▸ TASK INSTRUCTIONS
Each record has to be repeated exactly as given.

▸ DATASET EXCERPTS
..........
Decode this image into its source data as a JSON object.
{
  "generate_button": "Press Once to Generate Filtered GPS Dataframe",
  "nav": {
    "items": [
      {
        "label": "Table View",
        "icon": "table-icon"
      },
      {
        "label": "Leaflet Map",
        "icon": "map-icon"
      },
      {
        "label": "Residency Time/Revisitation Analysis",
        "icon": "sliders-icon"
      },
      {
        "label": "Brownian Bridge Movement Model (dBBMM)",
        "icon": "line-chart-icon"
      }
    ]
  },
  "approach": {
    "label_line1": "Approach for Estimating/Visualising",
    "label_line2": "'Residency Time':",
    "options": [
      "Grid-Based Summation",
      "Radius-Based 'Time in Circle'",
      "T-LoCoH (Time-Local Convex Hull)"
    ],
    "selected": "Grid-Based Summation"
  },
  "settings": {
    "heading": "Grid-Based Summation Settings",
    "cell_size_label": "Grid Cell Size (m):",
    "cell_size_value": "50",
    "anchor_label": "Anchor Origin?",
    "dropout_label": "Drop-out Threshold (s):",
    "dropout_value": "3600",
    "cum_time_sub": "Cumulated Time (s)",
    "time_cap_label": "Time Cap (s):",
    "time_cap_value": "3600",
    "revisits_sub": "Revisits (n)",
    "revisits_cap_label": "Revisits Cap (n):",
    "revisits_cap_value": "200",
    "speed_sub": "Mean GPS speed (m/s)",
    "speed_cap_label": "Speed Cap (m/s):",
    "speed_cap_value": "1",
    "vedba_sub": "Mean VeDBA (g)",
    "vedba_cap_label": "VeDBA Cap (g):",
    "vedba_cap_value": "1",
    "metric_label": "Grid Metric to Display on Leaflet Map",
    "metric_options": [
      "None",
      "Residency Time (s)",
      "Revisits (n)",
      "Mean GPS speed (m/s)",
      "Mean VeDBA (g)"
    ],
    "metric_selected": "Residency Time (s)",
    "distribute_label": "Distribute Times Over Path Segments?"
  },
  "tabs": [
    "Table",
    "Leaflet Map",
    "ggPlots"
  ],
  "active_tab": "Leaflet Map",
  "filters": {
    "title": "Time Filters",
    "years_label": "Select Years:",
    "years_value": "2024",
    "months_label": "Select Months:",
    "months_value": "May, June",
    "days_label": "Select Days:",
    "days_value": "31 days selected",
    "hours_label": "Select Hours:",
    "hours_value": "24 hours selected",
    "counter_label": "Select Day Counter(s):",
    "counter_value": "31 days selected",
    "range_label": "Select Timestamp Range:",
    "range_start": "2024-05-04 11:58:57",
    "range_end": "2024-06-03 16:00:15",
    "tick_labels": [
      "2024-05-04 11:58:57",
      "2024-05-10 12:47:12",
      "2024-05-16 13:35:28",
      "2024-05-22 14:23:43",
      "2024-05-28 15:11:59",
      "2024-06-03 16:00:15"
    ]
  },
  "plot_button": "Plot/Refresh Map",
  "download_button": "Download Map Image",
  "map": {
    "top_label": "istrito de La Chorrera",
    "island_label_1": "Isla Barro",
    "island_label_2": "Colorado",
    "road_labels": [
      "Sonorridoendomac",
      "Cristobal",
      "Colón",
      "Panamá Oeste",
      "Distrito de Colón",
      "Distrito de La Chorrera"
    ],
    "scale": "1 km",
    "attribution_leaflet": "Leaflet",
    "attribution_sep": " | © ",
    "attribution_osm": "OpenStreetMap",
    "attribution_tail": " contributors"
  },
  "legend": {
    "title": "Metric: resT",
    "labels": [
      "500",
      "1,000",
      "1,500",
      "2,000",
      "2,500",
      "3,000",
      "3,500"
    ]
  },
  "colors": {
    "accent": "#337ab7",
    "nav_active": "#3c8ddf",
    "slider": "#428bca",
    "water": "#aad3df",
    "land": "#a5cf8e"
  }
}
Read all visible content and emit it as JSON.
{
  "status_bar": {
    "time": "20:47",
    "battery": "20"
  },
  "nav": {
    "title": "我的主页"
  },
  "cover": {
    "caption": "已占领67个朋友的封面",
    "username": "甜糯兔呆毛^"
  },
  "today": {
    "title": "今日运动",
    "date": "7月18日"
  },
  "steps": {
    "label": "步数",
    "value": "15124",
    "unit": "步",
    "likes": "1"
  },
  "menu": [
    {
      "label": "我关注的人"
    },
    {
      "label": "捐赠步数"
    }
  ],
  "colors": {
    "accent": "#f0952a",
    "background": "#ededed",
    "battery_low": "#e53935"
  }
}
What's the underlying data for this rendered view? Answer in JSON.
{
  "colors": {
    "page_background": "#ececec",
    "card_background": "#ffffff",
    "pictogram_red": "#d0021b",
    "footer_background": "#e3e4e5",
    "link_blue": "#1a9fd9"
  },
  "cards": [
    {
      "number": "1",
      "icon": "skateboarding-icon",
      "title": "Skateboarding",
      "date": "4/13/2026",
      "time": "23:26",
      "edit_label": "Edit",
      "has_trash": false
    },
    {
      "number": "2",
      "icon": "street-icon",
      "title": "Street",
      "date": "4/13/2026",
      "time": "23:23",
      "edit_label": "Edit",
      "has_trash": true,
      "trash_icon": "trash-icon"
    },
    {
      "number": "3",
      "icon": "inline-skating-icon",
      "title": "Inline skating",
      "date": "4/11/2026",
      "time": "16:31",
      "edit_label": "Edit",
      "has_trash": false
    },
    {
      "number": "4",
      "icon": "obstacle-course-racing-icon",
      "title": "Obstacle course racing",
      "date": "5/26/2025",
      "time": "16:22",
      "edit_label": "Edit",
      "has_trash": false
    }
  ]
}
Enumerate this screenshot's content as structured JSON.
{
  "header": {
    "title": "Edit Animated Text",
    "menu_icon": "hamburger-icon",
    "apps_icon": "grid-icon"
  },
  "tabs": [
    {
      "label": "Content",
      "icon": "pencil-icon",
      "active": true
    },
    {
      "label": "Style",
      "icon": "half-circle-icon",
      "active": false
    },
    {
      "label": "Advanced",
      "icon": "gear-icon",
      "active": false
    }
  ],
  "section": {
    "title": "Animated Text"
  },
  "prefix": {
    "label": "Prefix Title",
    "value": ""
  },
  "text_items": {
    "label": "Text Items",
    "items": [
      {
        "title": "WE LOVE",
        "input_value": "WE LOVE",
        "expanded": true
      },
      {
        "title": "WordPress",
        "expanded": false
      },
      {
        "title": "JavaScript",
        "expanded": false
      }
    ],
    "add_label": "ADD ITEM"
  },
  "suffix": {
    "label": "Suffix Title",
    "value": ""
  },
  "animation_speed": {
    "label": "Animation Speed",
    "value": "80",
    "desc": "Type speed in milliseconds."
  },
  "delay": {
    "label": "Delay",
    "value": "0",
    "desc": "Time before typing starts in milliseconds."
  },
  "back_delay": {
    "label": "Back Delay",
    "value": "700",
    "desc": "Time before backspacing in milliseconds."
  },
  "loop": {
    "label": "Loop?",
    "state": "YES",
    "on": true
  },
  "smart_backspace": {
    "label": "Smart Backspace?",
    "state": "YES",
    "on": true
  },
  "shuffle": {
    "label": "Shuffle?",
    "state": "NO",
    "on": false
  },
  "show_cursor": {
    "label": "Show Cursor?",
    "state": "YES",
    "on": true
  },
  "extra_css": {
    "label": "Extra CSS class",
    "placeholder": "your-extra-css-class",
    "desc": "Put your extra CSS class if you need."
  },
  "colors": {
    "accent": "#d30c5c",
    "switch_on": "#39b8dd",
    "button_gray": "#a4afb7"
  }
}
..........
▸ ANSWER SPACE
Decode this image into its source data as a JSON object.
{
  "generate_button": "Press Once to Generate Filtered GPS Dataframe",
  "nav": {
    "items": [
      {
        "label": "Table View",
        "icon": "table-icon"
      },
      {
        "label": "Leaflet Map",
        "icon": "map-icon"
      },
      {
        "label": "Residency Time/Revisitation Analysis",
        "icon": "sliders-icon"
      },
      {
        "label": "Brownian Bridge Movement Model (dBBMM)",
        "icon": "line-chart-icon"
      }
    ]
  },
  "approach": {
    "label_line1": "Approach for Estimating/Visualising",
    "label_line2": "'Residency Time':",
    "options": [
      "Grid-Based Summation",
      "Radius-Based 'Time in Circle'",
      "T-LoCoH (Time-Local Convex Hull)"
    ],
    "selected": "Grid-Based Summation"
  },
  "settings": {
    "heading": "Grid-Based Summation Settings",
    "cell_size_label": "Grid Cell Size (m):",
    "cell_size_value": "50",
    "anchor_label": "Anchor Origin?",
    "dropout_label": "Drop-out Threshold (s):",
    "dropout_value": "3600",
    "cum_time_sub": "Cumulated Time (s)",
    "time_cap_label": "Time Cap (s):",
    "time_cap_value": "3600",
    "revisits_sub": "Revisits (n)",
    "revisits_cap_label": "Revisits Cap (n):",
    "revisits_cap_value": "200",
    "speed_sub": "Mean GPS speed (m/s)",
    "speed_cap_label": "Speed Cap (m/s):",
    "speed_cap_value": "1",
    "vedba_sub": "Mean VeDBA (g)",
    "vedba_cap_label": "VeDBA Cap (g):",
    "vedba_cap_value": "1",
    "metric_label": "Grid Metric to Display on Leaflet Map",
    "metric_options": [
      "None",
      "Residency Time (s)",
      "Revisits (n)",
      "Mean GPS speed (m/s)",
      "Mean VeDBA (g)"
    ],
    "metric_selected": "Residency Time (s)",
    "distribute_label": "Distribute Times Over Path Segments?"
  },
  "tabs": [
    "Table",
    "Leaflet Map",
    "ggPlots"
  ],
  "active_tab": "Leaflet Map",
  "filters": {
    "title": "Time Filters",
    "years_label": "Select Years:",
    "years_value": "2024",
    "months_label": "Select Months:",
    "months_value": "May, June",
    "days_label": "Select Days:",
    "days_value": "31 days selected",
    "hours_label": "Select Hours:",
    "hours_value": "24 hours selected",
    "counter_label": "Select Day Counter(s):",
    "counter_value": "31 days selected",
    "range_label": "Select Timestamp Range:",
    "range_start": "2024-05-04 11:58:57",
    "range_end": "2024-06-03 16:00:15",
    "tick_labels": [
      "2024-05-04 11:58:57",
      "2024-05-10 12:47:12",
      "2024-05-16 13:35:28",
      "2024-05-22 14:23:43",
      "2024-05-28 15:11:59",
      "2024-06-03 16:00:15"
    ]
  },
  "plot_button": "Plot/Refresh Map",
  "download_button": "Download Map Image",
  "map": {
    "top_label": "istrito de La Chorrera",
    "island_label_1": "Isla Barro",
    "island_label_2": "Colorado",
    "road_labels": [
      "Sonorridoendomac",
      "Cristobal",
      "Colón",
      "Panamá Oeste",
      "Distrito de Colón",
      "Distrito de La Chorrera"
    ],
    "scale": "1 km",
    "attribution_leaflet": "Leaflet",
    "attribution_sep": " | © ",
    "attribution_osm": "OpenStreetMap",
    "attribution_tail": " contributors"
  },
  "legend": {
    "title": "Metric: resT",
    "labels": [
      "500",
      "1,000",
      "1,500",
      "2,000",
      "2,500",
      "3,000",
      "3,500"
    ]
  },
  "colors": {
    "accent": "#337ab7",
    "nav_active": "#3c8ddf",
    "slider": "#428bca",
    "water": "#aad3df",
    "land": "#a5cf8e"
  }
}
Read all visible content and emit it as JSON.
{
  "status_bar": {
    "time": "20:47",
    "battery": "20"
  },
  "nav": {
    "title": "我的主页"
  },
  "cover": {
    "caption": "已占领67个朋友的封面",
    "username": "甜糯兔呆毛^"
  },
  "today": {
    "title": "今日运动",
    "date": "7月18日"
  },
  "steps": {
    "label": "步数",
    "value": "15124",
    "unit": "步",
    "likes": "1"
  },
  "menu": [
    {
      "label": "我关注的人"
    },
    {
      "label": "捐赠步数"
    }
  ],
  "colors": {
    "accent": "#f0952a",
    "background": "#ededed",
    "battery_low": "#e53935"
  }
}
What's the underlying data for this rendered view? Answer in JSON.
{
  "colors": {
    "page_background": "#ececec",
    "card_background": "#ffffff",
    "pictogram_red": "#d0021b",
    "footer_background": "#e3e4e5",
    "link_blue": "#1a9fd9"
  },
  "cards": [
    {
      "number": "1",
      "icon": "skateboarding-icon",
      "title": "Skateboarding",
      "date": "4/13/2026",
      "time": "23:26",
      "edit_label": "Edit",
      "has_trash": false
    },
    {
      "number": "2",
      "icon": "street-icon",
      "title": "Street",
      "date": "4/13/2026",
      "time": "23:23",
      "edit_label": "Edit",
      "has_trash": true,
      "trash_icon": "trash-icon"
    },
    {
      "number": "3",
      "icon": "inline-skating-icon",
      "title": "Inline skating",
      "date": "4/11/2026",
      "time": "16:31",
      "edit_label": "Edit",
      "has_trash": false
    },
    {
      "number": "4",
      "icon": "obstacle-course-racing-icon",
      "title": "Obstacle course racing",
      "date": "5/26/2025",
      "time": "16:22",
      "edit_label": "Edit",
      "has_trash": false
    }
  ]
}
Enumerate this screenshot's content as structured JSON.
{
  "header": {
    "title": "Edit Animated Text",
    "menu_icon": "hamburger-icon",
    "apps_icon": "grid-icon"
  },
  "tabs": [
    {
      "label": "Content",
      "icon": "pencil-icon",
      "active": true
    },
    {
      "label": "Style",
      "icon": "half-circle-icon",
      "active": false
    },
    {
      "label": "Advanced",
      "icon": "gear-icon",
      "active": false
    }
  ],
  "section": {
    "title": "Animated Text"
  },
  "prefix": {
    "label": "Prefix Title",
    "value": ""
  },
  "text_items": {
    "label": "Text Items",
    "items": [
      {
        "title": "WE LOVE",
        "input_value": "WE LOVE",
        "expanded": true
      },
      {
        "title": "WordPress",
        "expanded": false
      },
      {
        "title": "JavaScript",
        "expanded": false
      }
    ],
    "add_label": "ADD ITEM"
  },
  "suffix": {
    "label": "Suffix Title",
    "value": ""
  },
  "animation_speed": {
    "label": "Animation Speed",
    "value": "80",
    "desc": "Type speed in milliseconds."
  },
  "delay": {
    "label": "Delay",
    "value": "0",
    "desc": "Time before typing starts in milliseconds."
  },
  "back_delay": {
    "label": "Back Delay",
    "value": "700",
    "desc": "Time before backspacing in milliseconds."
  },
  "loop": {
    "label": "Loop?",
    "state": "YES",
    "on": true
  },
  "smart_backspace": {
    "label": "Smart Backspace?",
    "state": "YES",
    "on": true
  },
  "shuffle": {
    "label": "Shuffle?",
    "state": "NO",
    "on": false
  },
  "show_cursor": {
    "label": "Show Cursor?",
    "state": "YES",
    "on": true
  },
  "extra_css": {
    "label": "Extra CSS class",
    "placeholder": "your-extra-css-class",
    "desc": "Put your extra CSS class if you need."
  },
  "colors": {
    "accent": "#d30c5c",
    "switch_on": "#39b8dd",
    "button_gray": "#a4afb7"
  }
}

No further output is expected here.